2-3 I am King Cyrus of Persia.

The Lord God of heaven, who is also the God of Israel, has made me the ruler of all nations on earth. And he has chosen me to build a temple for him in Jerusalem, which is in Judah. The Lord God will watch over and encourage any of his people who want to go back to Jerusalem and help build the temple.

Everyone else must provide what is needed. They must give money, supplies, and animals, as well as gifts for rebuilding God’s temple.

Many people felt that the Lord God wanted them to help rebuild his temple, and they made plans to go to Jerusalem. Among them were priests, Levites, and leaders of the tribes of Judah and Benjamin. The others helped by giving silver articles, gold, personal possessions, cattle, and other valuable gifts, as well as offerings for the temple.

King Cyrus gave back the things that Nebuchadnezzar[c] had taken from the Lord’s temple in Jerusalem and had put in the temple of his own gods. Cyrus placed Mithredath, his chief treasurer, in charge of these things. Mithredath counted them and gave a list to Sheshbazzar, the governor of Judah. 9-10 Included among them were: 30 large gold dishes; 1,000 large silver dishes; 29 other dishes;[d] 30 gold bowls; 410 silver bowls; and 1,000 other articles.

11 Altogether, there were 5,400 gold and silver dishes, bowls, and other articles. Sheshbazzar took them with him when he and the others returned to Jerusalem from Babylonia.


  1. 1.1 a promise: That the people of Israel would be set free from Babylonia after seventy years (see Jeremiah 25.11; 29.10).
  2. 1.1 the first year that Cyrus was king of Persia: Probably 539 B.C., when Cyrus captured Babylonia.

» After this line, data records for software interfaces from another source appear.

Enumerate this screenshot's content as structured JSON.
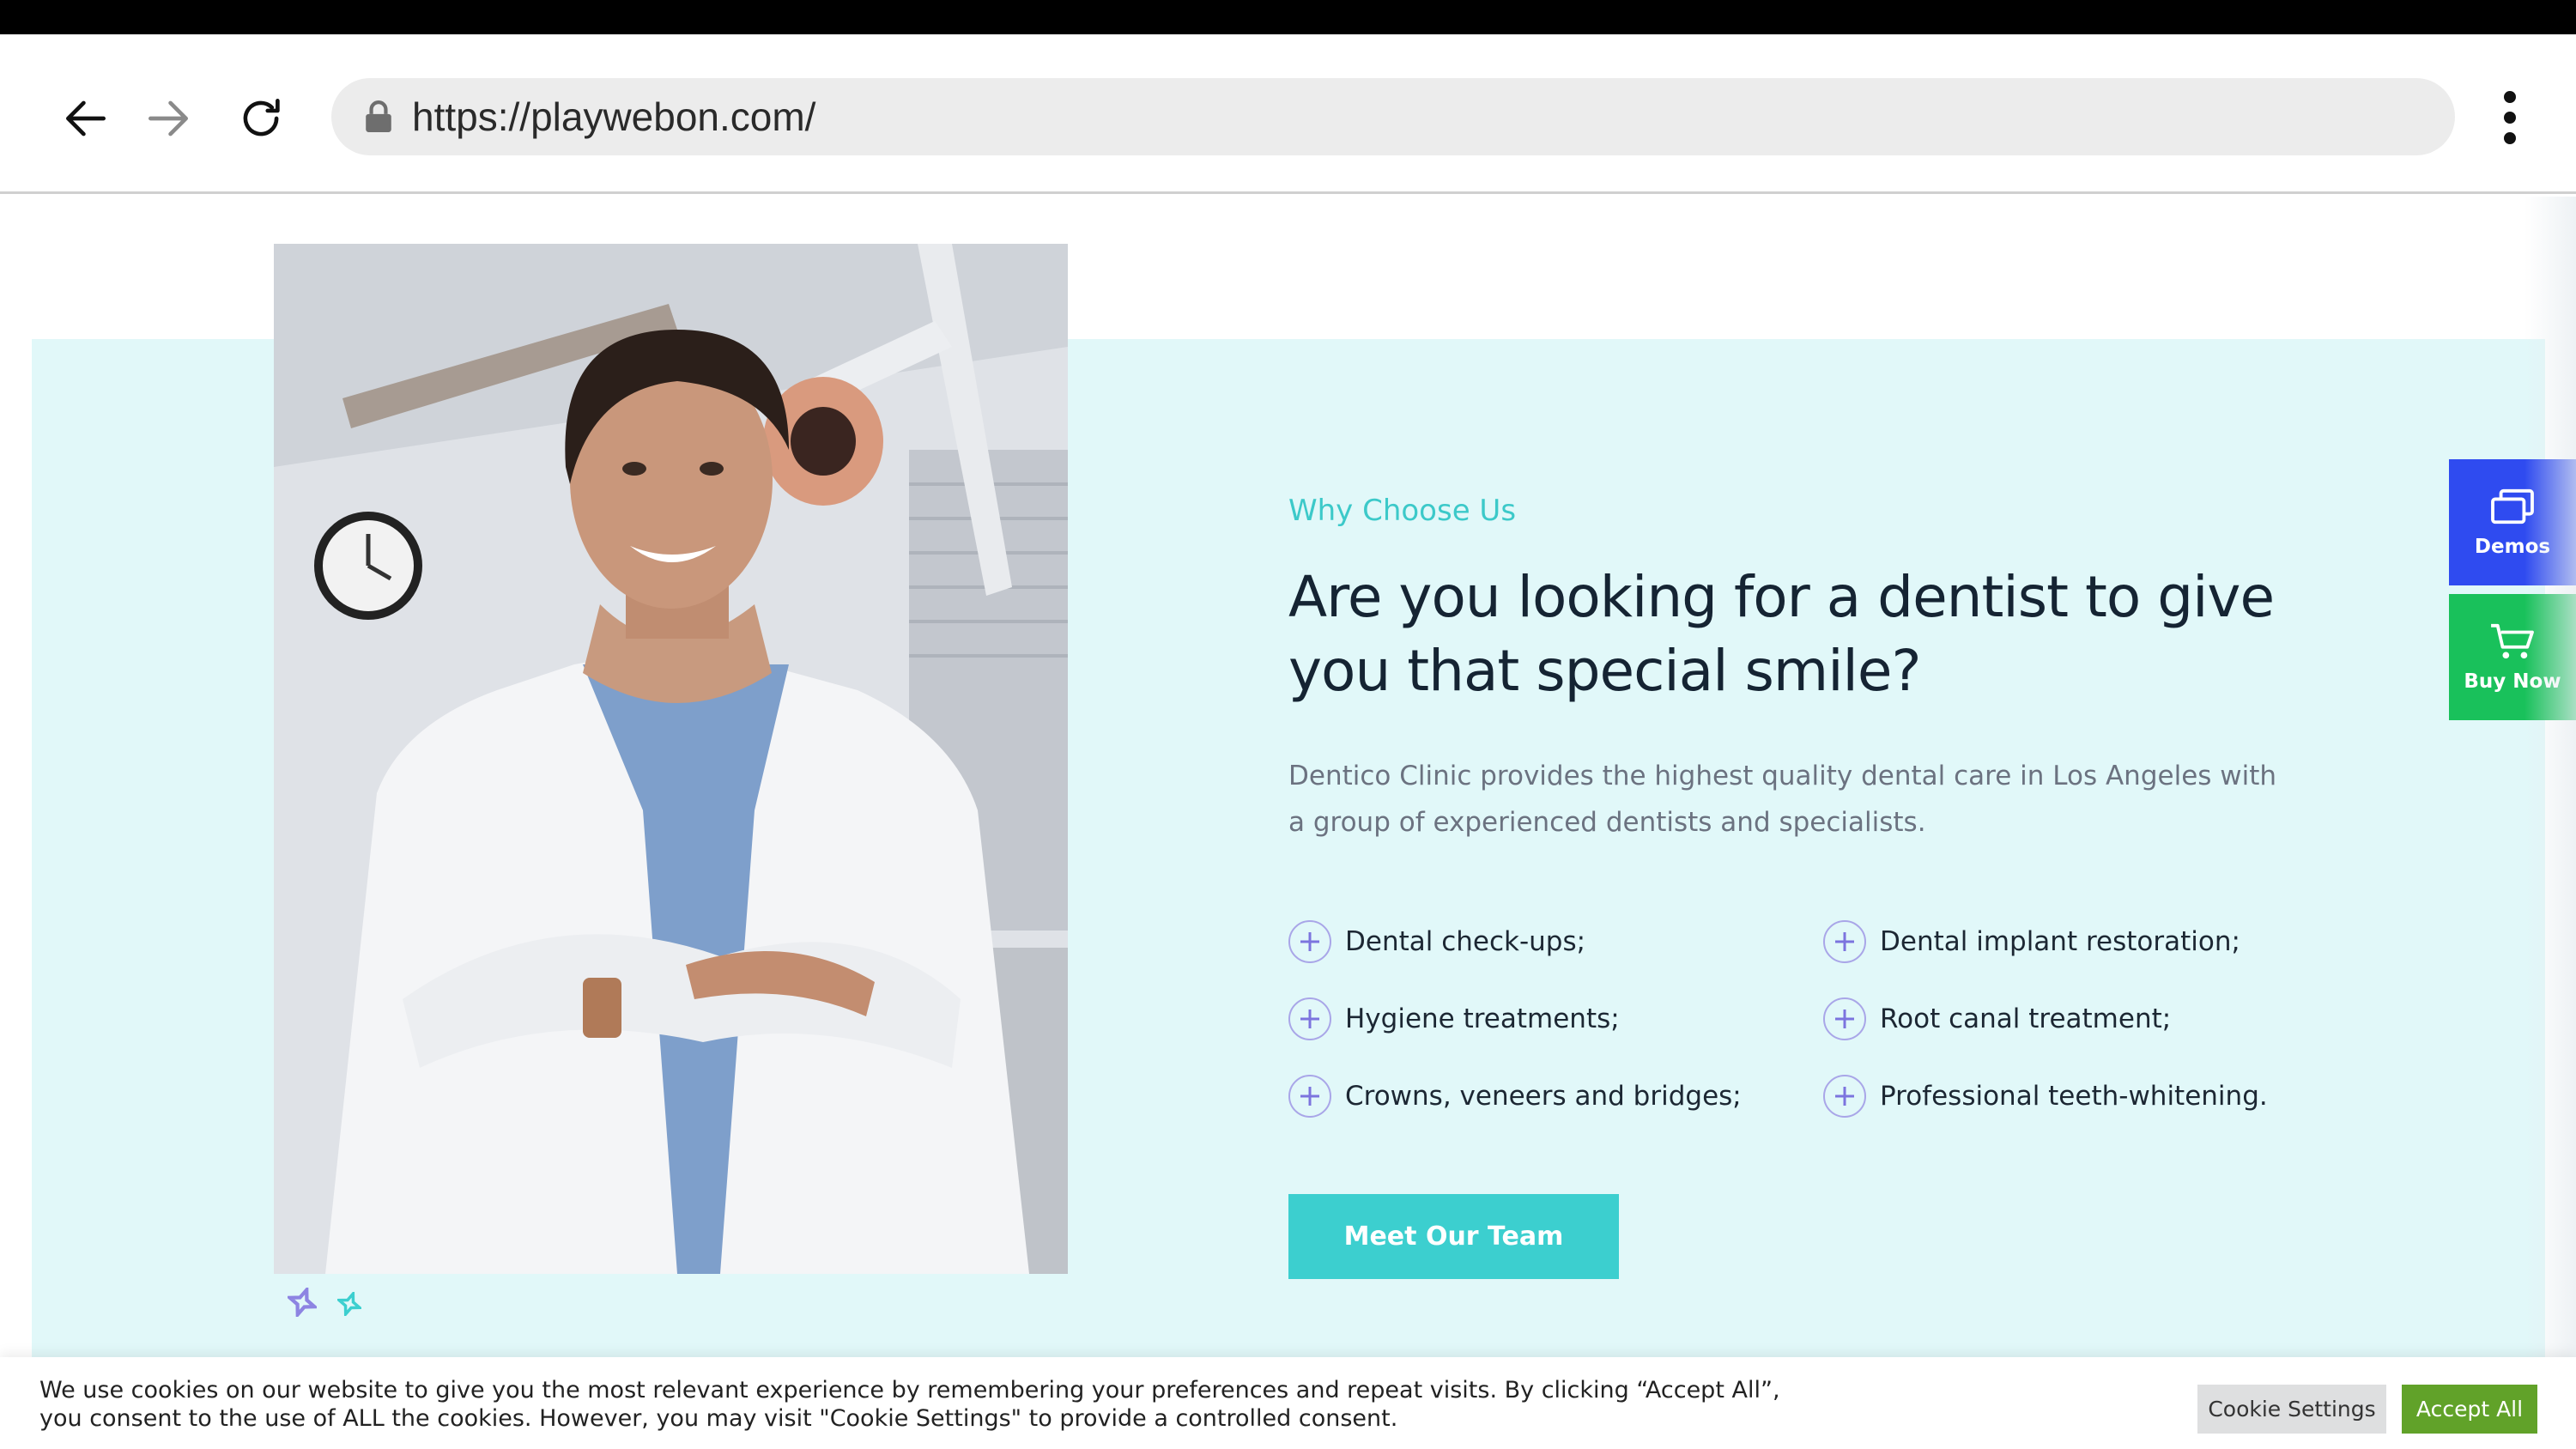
{
  "browser": {
    "url": "https://playwebon.com/",
    "icons": [
      "back-arrow-icon",
      "forward-arrow-icon",
      "reload-icon",
      "lock-icon",
      "more-vert-icon"
    ]
  },
  "section": {
    "eyebrow": "Why Choose Us",
    "headline": "Are you looking for a dentist to give you that special smile?",
    "description": "Dentico Clinic provides the highest quality dental care in Los Angeles with a group of experienced dentists and specialists.",
    "features_left": [
      "Dental check-ups;",
      "Hygiene treatments;",
      "Crowns, veneers and bridges;"
    ],
    "features_right": [
      "Dental implant restoration;",
      "Root canal treatment;",
      "Professional teeth-whitening."
    ],
    "cta_label": "Meet Our Team"
  },
  "side_widgets": {
    "demos_label": "Demos",
    "buy_label": "Buy Now"
  },
  "cookie": {
    "text": "We use cookies on our website to give you the most relevant experience by remembering your preferences and repeat visits. By clicking “Accept All”, you consent to the use of ALL the cookies. However, you may visit \"Cookie Settings\" to provide a controlled consent.",
    "settings_label": "Cookie Settings",
    "accept_label": "Accept All"
  },
  "colors": {
    "accent_teal": "#3ccfcf",
    "band_background": "#e1f8f9",
    "plus_icon": "#7c74de",
    "demos_blue": "#2f4bf0",
    "buy_green": "#19c15b",
    "accept_green": "#61a229"
  }
}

He had actually ruled Persia since 549 B.C.
  3. 1.7 Nebuchadnezzar: Known as Nebuchadnezzar II, who ruled Babylonia from 605 to 562 B.C. In 586 B.C. he destroyed Jerusalem and took many of its people to Babylonia.
  4. 1.9,10 other dishes: One possible meaning for the difficult Hebrew text.